The Group of Seven (G7) has also blamed the Persian country for the Mercer Street attack. The foreign ministers of the seven countries said that "all available evidence clearly points to Iran". In a joint statement, the G7 reproached Iran for its behaviour, maintaining that the Islamic Republic "together with its support for proxy forces and armed non-state actors, threatens international peace and security". The G7 has demanded that Iran cease "all activities incompatible with relevant UN Security Council resolutions".

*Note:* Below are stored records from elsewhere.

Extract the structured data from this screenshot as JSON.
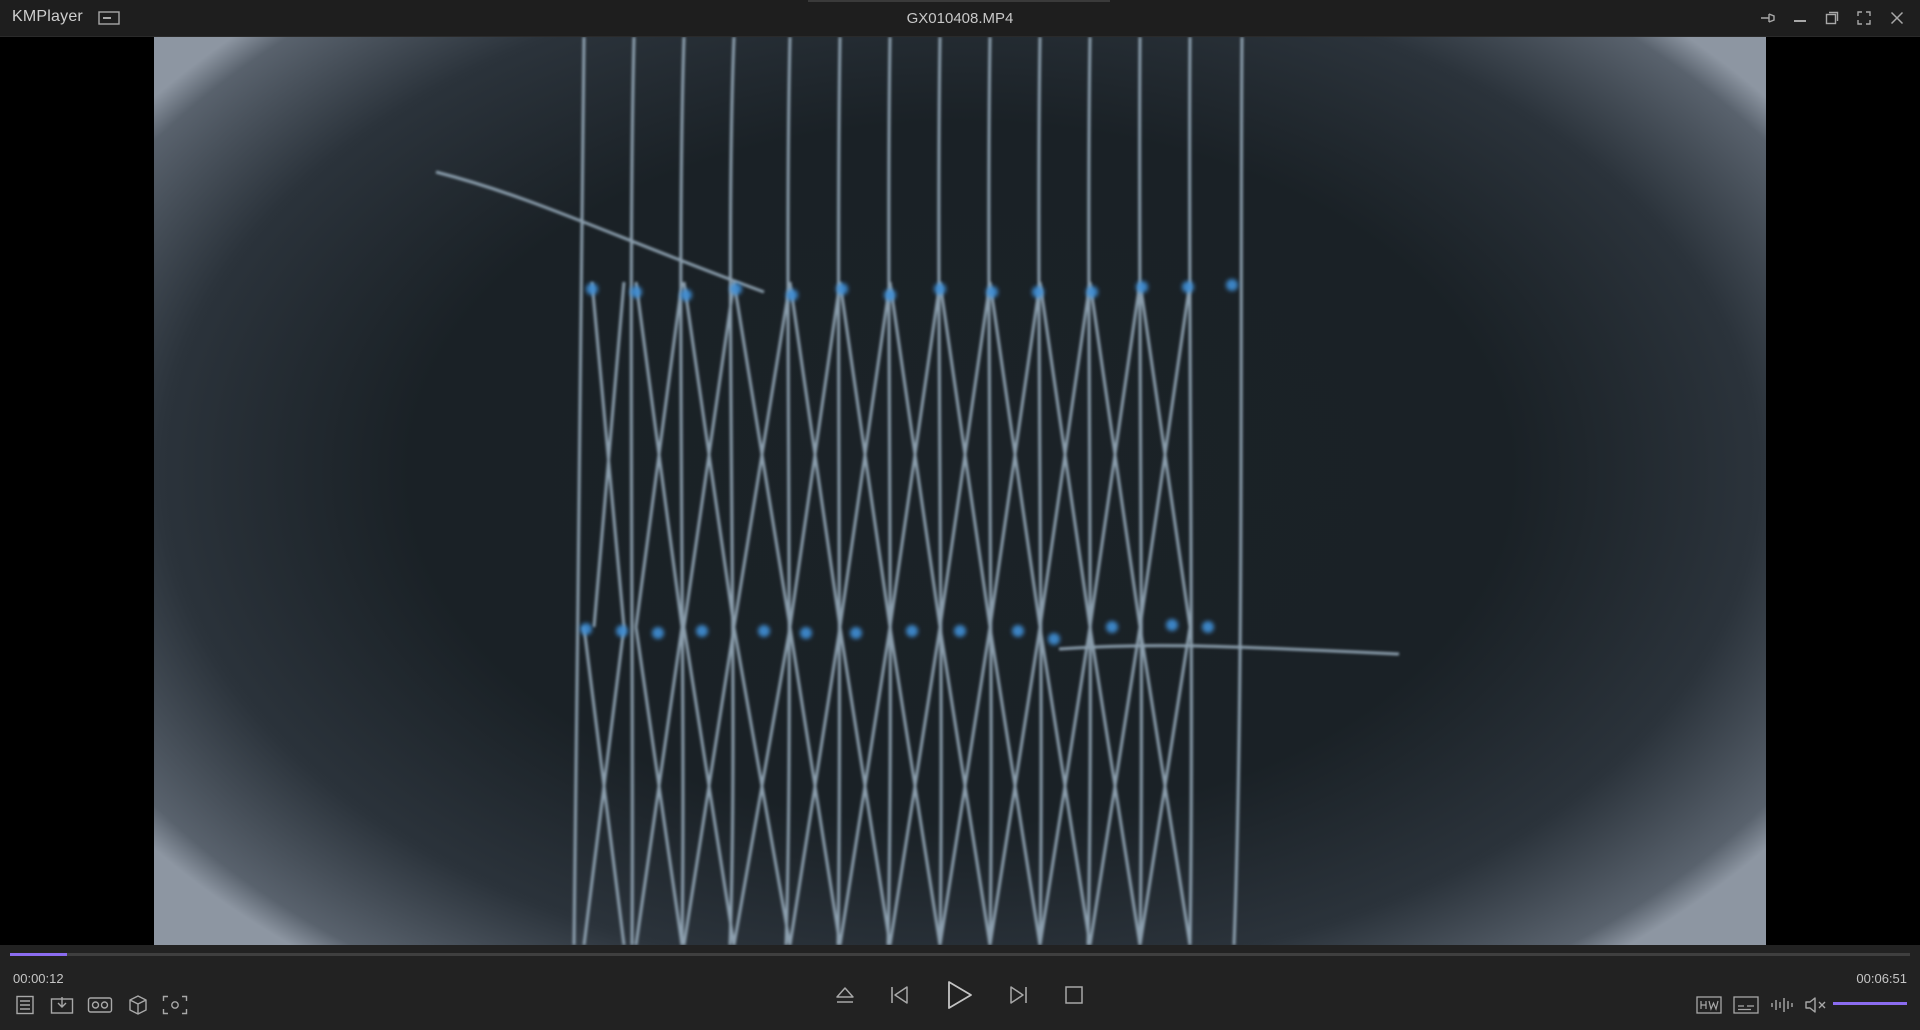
{
  "app": {
    "name": "KMPlayer"
  },
  "window": {
    "title": "GX010408.MP4"
  },
  "playback": {
    "current_time": "00:00:12",
    "total_time": "00:06:51",
    "progress_fraction": 0.03,
    "volume_fraction": 1.0,
    "muted": true
  },
  "icons": {
    "mode": "mini-mode-icon",
    "pin": "pin-icon",
    "minimize": "minimize-icon",
    "restore": "restore-icon",
    "fullscreen": "fullscreen-icon",
    "close": "close-icon",
    "playlist": "playlist-icon",
    "download": "download-icon",
    "vr": "vr-icon",
    "three_d": "3d-cube-icon",
    "capture": "screen-capture-icon",
    "eject": "eject-icon",
    "previous": "previous-icon",
    "play": "play-icon",
    "next": "next-icon",
    "stop": "stop-icon",
    "hw_decoder": "hw-decoder-icon",
    "subtitles": "subtitles-icon",
    "equalizer": "equalizer-icon",
    "mute": "speaker-muted-icon"
  },
  "colors": {
    "accent": "#8b6cf0",
    "titlebar_bg": "#1e1e1e",
    "controls_bg": "#222222"
  }
}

Iran, however, continues to reject all accusations and Tehran has stressed that security in the Persian Gulf is a "red line". Iranian foreign ministry spokesman Saeed Khatibzadeh has accused the British government of promoting 'baseless accusations'. Khatibzadeh said Tehran had "done everything possible" to protect the waterway from "insecurities orchestrated by countries like the UK". In a statement last week, Khatibzadeh said incidents involving ships in the Persian Gulf and the Sea of Oman were "completely suspicious", warning against what he called "false propaganda" against Iran.